And so it came to pass that the next scheduled archaeological study tour was strangely over-subscribed. Of the 20 or so who signed up for it – claiming a range of occupations from farmer to advertising copywriter to ballet dancer – almost all were journalists, as our unlucky tour guide soon discovered. The exceptions were a clean-cut couple who turned out to be professional Christians, and four Pakistanis from Dewsbury. All six shared a common mission: to restore the faith – variously Christian and Muslim – to atheist Albania.

I had no idea that Islam had got as far into Europe as Tirana, let alone that its embers had survived being stamped on for many years by Enver Hoxha, Albania’s communist dictator. But it was in Albania’s grim and impoverished streets that I got my first whiff of the Ottomans: the beguiling reek of Turkish tobacco and coffee, the pungent kick of slivovitz.

What we wrote about were the country’s modern hallmarks, the horrible housing estates and ubiquitous concrete bunkers. But what took one by surprise and lingered in the memory were the intricate old lanes of a town such as Gjirokaster, the compact but handsome old stone mosques built, one learnt, by colonizers from Istanbul for whom Albania was just as dismal a backwater as it was for us.

Albania was on the frontier, as much for the Ottomans as for the Russians and later for the EU. And as Eastern Europe slowly emerged during the 1990s from its communist purdah (veil), one discovered that the unique fragrance of Ottoman civilization lingered much closer to home. Greece, every corner of disintegrating Yugoslavia, Bulgaria, Romania, even Ukraine – all had been under Turkish control for centuries. They had been conquered and colonized by the Ottomans – by Suleiman the Magnificent (born 1492; died 1566) to be precise – before the English had gone anywhere.

Ottomans -Looking through a different lens-Albania mosqueAnd what really made us scratch our heads in puzzlement about that vanished empire is that, although the Ottomans were Muslims, and the figure we think of as the Muslim pope, the caliph, was identified with Istanbul, large populations of Christians and Jews continued to live and prosper right across the Ottoman Empire.

After 150,000 Jews were expelled from Spain in 1492, they were formally invited to make new homes inside the Ottoman Empire. True, the infidels faced higher taxation than the faithful, but for centuries, the Ottoman version of Islamic rule was distinguished by pluralism and peaceful coexistence. The now sadly beleaguered and diminished Christian communities of Syria and Egypt and Iraq bear witness to that.

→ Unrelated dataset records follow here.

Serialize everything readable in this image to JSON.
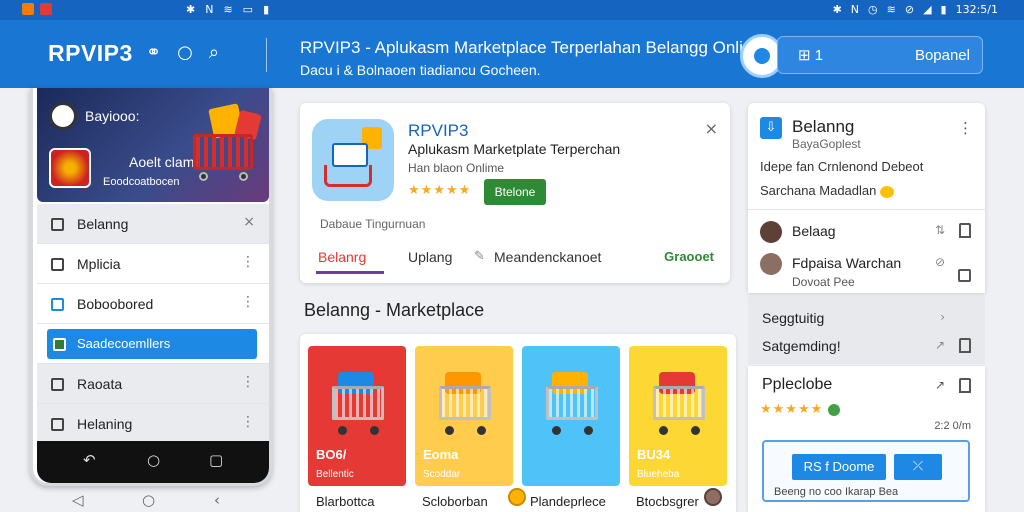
{
  "status_bar": {
    "left_icons": [
      "app-icon-orange",
      "app-icon-red"
    ],
    "mid_icons": [
      "bluetooth-icon",
      "nfc-icon",
      "wifi-icon",
      "sim-icon",
      "battery-icon"
    ],
    "right_icons": [
      "bluetooth-icon",
      "nfc-icon",
      "alarm-icon",
      "wifi-icon",
      "mute-icon",
      "signal-icon",
      "battery-icon"
    ],
    "time": "132:5/1"
  },
  "header": {
    "brand": "RPVIP3",
    "title": "RPVIP3 - Aplukasm Marketplace Terperlahan Belangg Online",
    "subtitle": "Dacu i & Bolnaoen tiadiancu Gocheen.",
    "panel_count": "1",
    "panel_button": "Bopanel",
    "icons": [
      "share-icon",
      "search-icon",
      "zoom-icon"
    ]
  },
  "phone": {
    "promo": {
      "title": "Bayiooo:",
      "label": "Aoelt clam",
      "sub": "Eoodcoatbocen"
    },
    "list": [
      {
        "label": "Belanng",
        "meta": "×",
        "style": "grey"
      },
      {
        "label": "Mplicia",
        "meta": "⋮",
        "style": ""
      },
      {
        "label": "Boboobored",
        "meta": "⋮",
        "style": ""
      },
      {
        "label": "Saadecoemllers",
        "meta": "",
        "style": "active"
      },
      {
        "label": "Raoata",
        "meta": "⋮",
        "style": "grey"
      },
      {
        "label": "Helaning",
        "meta": "⋮",
        "style": "grey"
      }
    ],
    "nav": [
      "↶",
      "○",
      "▢"
    ],
    "system_nav": [
      "◁",
      "○",
      "‹"
    ]
  },
  "app_card": {
    "name": "RPVIP3",
    "tagline": "Aplukasm Marketplate Terperchan",
    "sub": "Han blaon Onlime",
    "stars": "★★★★★",
    "install": "Btelone",
    "close": "×",
    "developer": "Dabaue Tingurnuan",
    "tabs": [
      "Belanrg",
      "Uplang",
      "Meandenckanoet"
    ],
    "tab_action": "Graooet"
  },
  "section": {
    "title": "Belanng - Marketplace"
  },
  "tiles": [
    {
      "price": "BO6/",
      "chip": "Bellentic",
      "bg": "#e53935",
      "goods": "#1e88e5",
      "label": "Blarbottca"
    },
    {
      "price": "Eoma",
      "chip": "Scoddar",
      "bg": "#ffcc4d",
      "goods": "#ff9800",
      "label": "Scloborban"
    },
    {
      "price": "",
      "chip": "",
      "bg": "#4fc3f7",
      "goods": "#ffb300",
      "label": "Plandeprlece"
    },
    {
      "price": "BU34",
      "chip": "Blueheba",
      "bg": "#fdd835",
      "goods": "#e53935",
      "label": "Btocbsgrer"
    }
  ],
  "right_card": {
    "title": "Belanng",
    "sub": "BayaGoplest",
    "desc1": "Idepe fan Crnlenond Debeot",
    "desc2": "Sarchana Madadlan",
    "items": [
      {
        "label": "Belaag",
        "meta": "⇅",
        "avatar": "#5d4037"
      },
      {
        "label": "Fdpaisa Warchan",
        "sub": "Dovoat Pee",
        "meta": "⊘",
        "avatar": "#8d6e63"
      }
    ]
  },
  "right_grey": {
    "items": [
      {
        "label": "Seggtuitig",
        "meta": "›"
      },
      {
        "label": "Satgemding!",
        "meta": "↗"
      }
    ]
  },
  "right_card3": {
    "title": "Ppleclobe",
    "stars": "★★★★★",
    "meta": "↗",
    "time": "2:2 0/m",
    "btn1": "RS f Doome",
    "btn2": "⤫",
    "footer": "Beeng no coo Ikarap Bea"
  }
}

Pan-Islamism was seen as a way to counter Europe’s colonialism, and presented the heart of Islam as outside of Europe’s reach. The development of other similar ideologies by the Empire’s rival, namely the Pan-Hellenism supported by the Greeks, and Pan-Slavism used by Russia to fight the Ottomans, also served to increase the influence of Pan-Islamism among the ruling Ottoman Elite.

___________________

About the Author

Nazarul IslamThe Bengal-born writer is a senior educationist based in USA. He writes for Sindh Courier and the newspapers of Bangladesh, India and America.